June 27, 2014
From left to right: The North Face of the Midi, The Tacul, The Maudit and Mt. Blanc. I took this shot after launching my light weight wing from the Tacul summit ridge. A pretty amazing "ploof" aka sled-ride as the French call it. 3100 meters and 35 minutes.
After a two year hiatus, I've returned to Chamonix for the summer guiding season. Despite the jet lag and missing the homies back home, it's good to be back. There's not too many other places where you can wake up in town at 6:30, summit a peak 3000+ meters higher by 11, and return to town before noon.
The morning I left for Chamonix, Sara and I went for an early morning hot lap on the classic NE Ridge of Ha-Ling. Although I've done the route numerous times and have taken this same shot almost every time, I've never been early enough to catch it in full sun. It's pretty cool how the same feature can look completely different depending on the light.
Sara coiling the rope on the summit.
While climbing a route on the south face of the Brevent yesterday, I took this photo of a paraglider flying in front of Mt. Blanc. Can you spot the wing?
British Mountain Guide Stu climbing the 8 pitch La Fin De Babylone (6C) on the south face of the Brevent. I think they got more sun on the north face of the Midi then we got on the south face!
A few minutes before this shot was taken, two wingsuiters buzzed over us and proceeded to carve down the long talus slope below.
I guess I wasn't the only one who thought it would be a good day to fly off a big mountain. These three guys were pretty much ready to go when I crested the ridge of Mont Blanc de Tacul. The light weight wings and harnesses are incredible these days. My 19 meter wing weighs 2.5 kilos and my harness weighs 700 grams - and by today's standards, that's hardly even light anymore. I decided to carry my reserve chute as well which adds about 1.2 kilos to the kit. Conditions were ideal with fairly firm snow and a very gentle / non existent breeze out of the SW.
The Bosson glacier is a long way down.
June 04, 2014
Paul McSorley demonstrating how to launch the Chief in Squamish.
After the last ski mission in K-Country, I flew back east to visit my brother Tony in Baltimore. For the better part of the past decade, Tony has been working on attaining his PHD in English Literature at John Hopkins University. Being quite obtuse, it is nearly impossible for me to explain the nature of his thesis.
Anyway, in all that time, I'm ashamed to say that I've never been out to visit.

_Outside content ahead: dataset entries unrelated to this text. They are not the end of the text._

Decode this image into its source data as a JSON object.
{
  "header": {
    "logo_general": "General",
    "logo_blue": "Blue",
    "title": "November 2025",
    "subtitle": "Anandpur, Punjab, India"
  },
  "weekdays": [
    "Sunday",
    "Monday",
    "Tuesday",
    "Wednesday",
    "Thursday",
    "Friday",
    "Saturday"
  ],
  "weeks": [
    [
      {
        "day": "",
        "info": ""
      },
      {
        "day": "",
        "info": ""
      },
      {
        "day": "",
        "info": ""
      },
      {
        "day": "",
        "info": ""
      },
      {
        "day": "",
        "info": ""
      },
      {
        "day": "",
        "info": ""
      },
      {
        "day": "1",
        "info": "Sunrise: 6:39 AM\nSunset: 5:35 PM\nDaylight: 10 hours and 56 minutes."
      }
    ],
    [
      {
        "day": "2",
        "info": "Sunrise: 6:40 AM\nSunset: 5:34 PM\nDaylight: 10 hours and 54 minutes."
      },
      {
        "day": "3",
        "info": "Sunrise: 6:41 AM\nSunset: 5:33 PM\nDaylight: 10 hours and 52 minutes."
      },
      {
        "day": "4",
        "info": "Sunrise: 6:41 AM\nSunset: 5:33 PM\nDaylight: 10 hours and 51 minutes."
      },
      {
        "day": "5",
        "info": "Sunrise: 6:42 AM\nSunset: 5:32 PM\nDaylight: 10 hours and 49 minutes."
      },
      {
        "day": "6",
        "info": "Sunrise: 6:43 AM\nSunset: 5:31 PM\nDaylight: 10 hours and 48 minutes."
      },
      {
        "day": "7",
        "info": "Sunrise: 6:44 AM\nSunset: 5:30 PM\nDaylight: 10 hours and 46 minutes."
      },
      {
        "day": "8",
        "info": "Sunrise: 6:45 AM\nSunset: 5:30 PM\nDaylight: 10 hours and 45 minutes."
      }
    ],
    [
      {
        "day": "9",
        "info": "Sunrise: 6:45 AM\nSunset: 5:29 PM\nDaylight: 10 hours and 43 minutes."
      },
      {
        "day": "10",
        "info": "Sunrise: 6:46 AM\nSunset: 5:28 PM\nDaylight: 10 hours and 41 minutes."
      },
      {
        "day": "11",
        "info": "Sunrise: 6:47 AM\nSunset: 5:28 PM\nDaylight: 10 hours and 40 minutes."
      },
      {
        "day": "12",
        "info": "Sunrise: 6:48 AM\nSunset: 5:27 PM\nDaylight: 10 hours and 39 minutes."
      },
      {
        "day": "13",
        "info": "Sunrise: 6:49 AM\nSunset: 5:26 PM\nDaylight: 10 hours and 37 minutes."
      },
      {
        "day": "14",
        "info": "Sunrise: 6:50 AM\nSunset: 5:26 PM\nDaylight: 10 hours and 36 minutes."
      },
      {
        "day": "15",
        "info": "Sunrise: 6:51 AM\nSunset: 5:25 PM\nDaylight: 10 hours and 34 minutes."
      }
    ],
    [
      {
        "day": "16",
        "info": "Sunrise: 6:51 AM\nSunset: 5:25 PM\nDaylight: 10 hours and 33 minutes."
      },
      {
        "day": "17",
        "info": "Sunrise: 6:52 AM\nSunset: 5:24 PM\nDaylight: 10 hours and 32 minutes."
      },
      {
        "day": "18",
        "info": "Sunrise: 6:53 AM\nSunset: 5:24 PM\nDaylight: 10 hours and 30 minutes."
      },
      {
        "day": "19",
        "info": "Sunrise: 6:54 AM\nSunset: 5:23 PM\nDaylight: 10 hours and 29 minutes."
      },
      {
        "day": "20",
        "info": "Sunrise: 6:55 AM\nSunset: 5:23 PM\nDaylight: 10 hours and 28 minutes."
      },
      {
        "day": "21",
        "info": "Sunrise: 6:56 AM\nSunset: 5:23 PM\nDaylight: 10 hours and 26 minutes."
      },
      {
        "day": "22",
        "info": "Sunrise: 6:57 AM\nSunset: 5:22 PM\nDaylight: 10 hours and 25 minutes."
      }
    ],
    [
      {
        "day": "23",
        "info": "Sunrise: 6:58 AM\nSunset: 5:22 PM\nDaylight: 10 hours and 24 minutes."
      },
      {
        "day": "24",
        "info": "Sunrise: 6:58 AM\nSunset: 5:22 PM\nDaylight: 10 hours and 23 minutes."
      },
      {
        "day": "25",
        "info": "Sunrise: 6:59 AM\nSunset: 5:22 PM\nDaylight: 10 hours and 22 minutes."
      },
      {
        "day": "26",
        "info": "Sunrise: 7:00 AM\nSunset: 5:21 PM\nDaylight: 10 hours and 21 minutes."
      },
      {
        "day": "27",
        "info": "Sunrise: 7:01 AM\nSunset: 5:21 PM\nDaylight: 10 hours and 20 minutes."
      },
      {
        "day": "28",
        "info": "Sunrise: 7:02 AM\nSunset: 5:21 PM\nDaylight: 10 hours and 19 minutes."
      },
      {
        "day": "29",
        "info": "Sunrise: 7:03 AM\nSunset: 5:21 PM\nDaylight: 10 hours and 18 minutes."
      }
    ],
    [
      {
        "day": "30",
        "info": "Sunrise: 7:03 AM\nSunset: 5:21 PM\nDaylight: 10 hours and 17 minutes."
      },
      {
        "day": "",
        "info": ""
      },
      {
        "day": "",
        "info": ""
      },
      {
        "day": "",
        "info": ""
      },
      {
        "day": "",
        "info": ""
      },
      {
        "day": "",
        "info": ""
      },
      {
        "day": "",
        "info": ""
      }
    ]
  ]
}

Of course, the one time I do decide to make the journey, it is LAW that my travel plans coincide perfectly with the peak of spring skiing. When I arrived in Baltimore, I expressed my angst to Tony and he tried to console me by reminding me how much skiing I'd done over the winter. Although he spoke truth, I tried to explain that spring skiing in the Canadian Rockies is akin to the playoffs in any other sport, and that the short window from mid April to mid May is when almost anything is possible.
I did my best not to be a big baby and then we went to the Gunks for some climbing! Tony used to climb a lot fifteen years ago but hasn't entered the vertical world since then. Awesome is a much over used word but it was awesome going climbing with him again! We tried to keep things mellow so to ease his re-entry in to the sport, but being the Gunks, even the 5.8's can pack punch. Our first climb was a 2 pitch, 5.8+ called Airy Aria, and lets just say that if we'd topped out two minutes later, Tony's bowels may have failed him... It was a close call but a great learning opportunity, and we tried to plan accordingly for the rest of our climbs.
Tony on the first pitch of Directissima - an alternate start to the super classic High Exposure. If you look close, you can see a certain look in his eye's that says, "you need to lower me to the ground immediately before my bowels give way... again."
Climbing above the lush canopy on CCK
I'm not sure this is something to advertise.
After the great trip back east, I took a week of work on the coast. I packed up the truck with all the toys for climbing, flying and riding and capped off the time with a session from the First summit of the Chief. McSorley suggested that the air was reminiscent of coastal flying in places like Turkey and he wasn't mistaken. It was only the 7th time I'd flown since crashing last year, and it was the first time that I felt comfortable in the air. The Chief is a spectacular cliff launch on perfect granite and you only get a handful of steps before the ground gives way and you're flying... or not.
Pablo on the committing Squamish Chief launch.
Flying towards the Sound in the evening light.
Sara on the shores of Lake Minnewanka. A perfect way to cap off the 10 hour drive from the Coast to the Rockies.
Next time we'll bring life jackets.